A 5 minute scroll through Facebook or a short glance at a local newspaper (I mean website. Who reads an actual hard copy newspaper these days?) will reveal enough darkness to discourage anyone. Darkness in the world – Injustice, oppression, famine, war, refugee crisis, ISIS, violent extremist groups, poverty, disease, natural disasters. Darkness in our homeland – Violence, racism, white supremacy, division, abuse, pollution, consumerism, political extremism, polarized opinions and dogma so tied to one’s identity that the ability to find common ground is lost, senseless deaths, and the list could go on and on. This isn’t even touching the darkness in our own personal lives or the darkness in our own hearts.

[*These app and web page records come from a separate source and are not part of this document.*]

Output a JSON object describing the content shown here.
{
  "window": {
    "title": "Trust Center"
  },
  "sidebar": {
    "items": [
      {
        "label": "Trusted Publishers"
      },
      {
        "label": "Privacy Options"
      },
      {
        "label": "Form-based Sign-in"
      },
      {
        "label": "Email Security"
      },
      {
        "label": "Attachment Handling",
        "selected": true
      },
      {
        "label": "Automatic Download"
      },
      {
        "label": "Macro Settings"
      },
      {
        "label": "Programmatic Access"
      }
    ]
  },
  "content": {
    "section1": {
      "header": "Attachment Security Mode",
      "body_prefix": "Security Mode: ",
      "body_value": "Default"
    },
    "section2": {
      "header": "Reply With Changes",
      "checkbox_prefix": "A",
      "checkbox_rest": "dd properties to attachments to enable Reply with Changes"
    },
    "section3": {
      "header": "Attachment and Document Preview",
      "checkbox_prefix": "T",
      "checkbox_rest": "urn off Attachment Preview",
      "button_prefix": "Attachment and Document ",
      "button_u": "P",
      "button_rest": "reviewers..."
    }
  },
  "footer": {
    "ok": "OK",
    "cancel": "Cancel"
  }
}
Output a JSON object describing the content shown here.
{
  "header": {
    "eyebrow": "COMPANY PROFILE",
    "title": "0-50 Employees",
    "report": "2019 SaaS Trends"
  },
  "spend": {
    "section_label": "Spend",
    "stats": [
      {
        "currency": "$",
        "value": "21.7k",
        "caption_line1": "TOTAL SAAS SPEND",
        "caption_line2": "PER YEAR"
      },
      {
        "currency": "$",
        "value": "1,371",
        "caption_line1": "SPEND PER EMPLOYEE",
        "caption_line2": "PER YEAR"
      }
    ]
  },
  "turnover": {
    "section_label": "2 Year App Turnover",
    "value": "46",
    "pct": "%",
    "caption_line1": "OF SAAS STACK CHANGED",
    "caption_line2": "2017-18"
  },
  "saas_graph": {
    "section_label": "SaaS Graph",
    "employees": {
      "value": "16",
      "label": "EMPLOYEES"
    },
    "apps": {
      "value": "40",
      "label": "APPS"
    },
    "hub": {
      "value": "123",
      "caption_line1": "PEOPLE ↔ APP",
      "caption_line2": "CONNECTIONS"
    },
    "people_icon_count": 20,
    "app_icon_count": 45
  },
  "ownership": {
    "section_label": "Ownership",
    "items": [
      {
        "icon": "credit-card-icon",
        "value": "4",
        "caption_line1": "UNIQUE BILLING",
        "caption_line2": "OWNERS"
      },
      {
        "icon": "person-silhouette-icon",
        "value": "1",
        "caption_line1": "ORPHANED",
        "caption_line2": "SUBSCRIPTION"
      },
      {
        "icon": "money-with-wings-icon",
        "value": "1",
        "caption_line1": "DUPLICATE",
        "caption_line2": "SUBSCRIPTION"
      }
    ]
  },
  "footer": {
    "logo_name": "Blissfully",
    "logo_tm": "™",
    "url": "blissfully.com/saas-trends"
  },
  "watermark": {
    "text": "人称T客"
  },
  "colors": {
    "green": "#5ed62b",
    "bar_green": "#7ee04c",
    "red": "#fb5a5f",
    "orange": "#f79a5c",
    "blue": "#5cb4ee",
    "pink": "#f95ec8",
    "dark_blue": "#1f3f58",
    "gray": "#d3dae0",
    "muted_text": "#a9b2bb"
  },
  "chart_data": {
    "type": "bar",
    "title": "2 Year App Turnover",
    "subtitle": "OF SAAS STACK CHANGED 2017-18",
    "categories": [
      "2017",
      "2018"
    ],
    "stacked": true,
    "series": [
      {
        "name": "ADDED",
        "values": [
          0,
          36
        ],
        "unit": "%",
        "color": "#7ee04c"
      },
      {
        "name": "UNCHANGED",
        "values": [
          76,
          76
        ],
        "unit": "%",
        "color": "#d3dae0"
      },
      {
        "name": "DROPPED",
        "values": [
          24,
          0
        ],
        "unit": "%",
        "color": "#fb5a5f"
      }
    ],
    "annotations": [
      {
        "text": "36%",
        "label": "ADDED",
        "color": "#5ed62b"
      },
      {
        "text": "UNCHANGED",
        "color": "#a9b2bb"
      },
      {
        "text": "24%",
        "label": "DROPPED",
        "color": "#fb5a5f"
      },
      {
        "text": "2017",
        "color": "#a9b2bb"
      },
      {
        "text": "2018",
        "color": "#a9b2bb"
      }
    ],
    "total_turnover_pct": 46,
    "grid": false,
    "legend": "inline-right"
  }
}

Pride, selfishness, hatred, complacency, idolatry. My head aches just thinking about it all. I want to hide under my covers and watch YouTube videos of laughing babies and kittens all day, pretending that none of this darkness exists. I don’t want to face the immensity of it all because when I try, it is simply too overwhelming and I am crushed by its weight and the impossibility of ever finding a remedy.

I think of how dark it must have felt for the Israelites in the space between the final prophetic words of the Old Testament and the fateful words of the angel to a young virgin girl that marked the beginning of the New Testament all those years later. Until that day, there was only divine silence day after day after day. Unrest, captivity, injustice, living as refugees, senseless death, and war must have been overwhelming. How hard it must have been to continue to hold on to the prophesies, the promises, the words of hope spoken by the prophets of old: On those living in a land of deep darkness a light has dawned.

But all of a sudden, on one seemingly ordinary day, in a small, inconsequential, ordinary town, an angel appeared to one ordinary young girl and light began to dawn. The slumbering, hibernating world began to waken, stirring and stretching as the voice of God once again was heard on earth. I think of the dawning of a new day, the first rays of light piercing the darkness of night, the atmosphere glowing in anticipation of the rising sun. Luminescence replacing darkness.

This is why we can celebrate and rejoice in the midst of the darkness that surrounds us, in the midst of our brokenness and pain. On that ordinary, extraordinary day, heaven came down to earth. Immortality became mortal, the All Powerful became helpless, the King of Kings became a baby, born in a humble manger bringing with him Light and Life for all people.

In this Christmas season it is the Light of Hope that we celebrate. We celebrate a light that reaches to the darkest of places. Even though we do not yet see it’s full effects, we believe and hope in the truth of this Light. The evidence of darkness remains all around us, but we live in the the tension of the now and the not yet. We live in the reality that Jesus came and He is coming, and as we encounter darkness our heart’s cry is, “Your kingdom come, your will be done on earth as it is in heaven.”

This means that for that exhausting day the toddler keeps throwing temper tantrums and the baby won’t sleep, for the refugee crisis in war torn lands, and for everything in between, there is hope illuminated by the Light of Jesus.

Rejoice, weary soul! Light has dawned.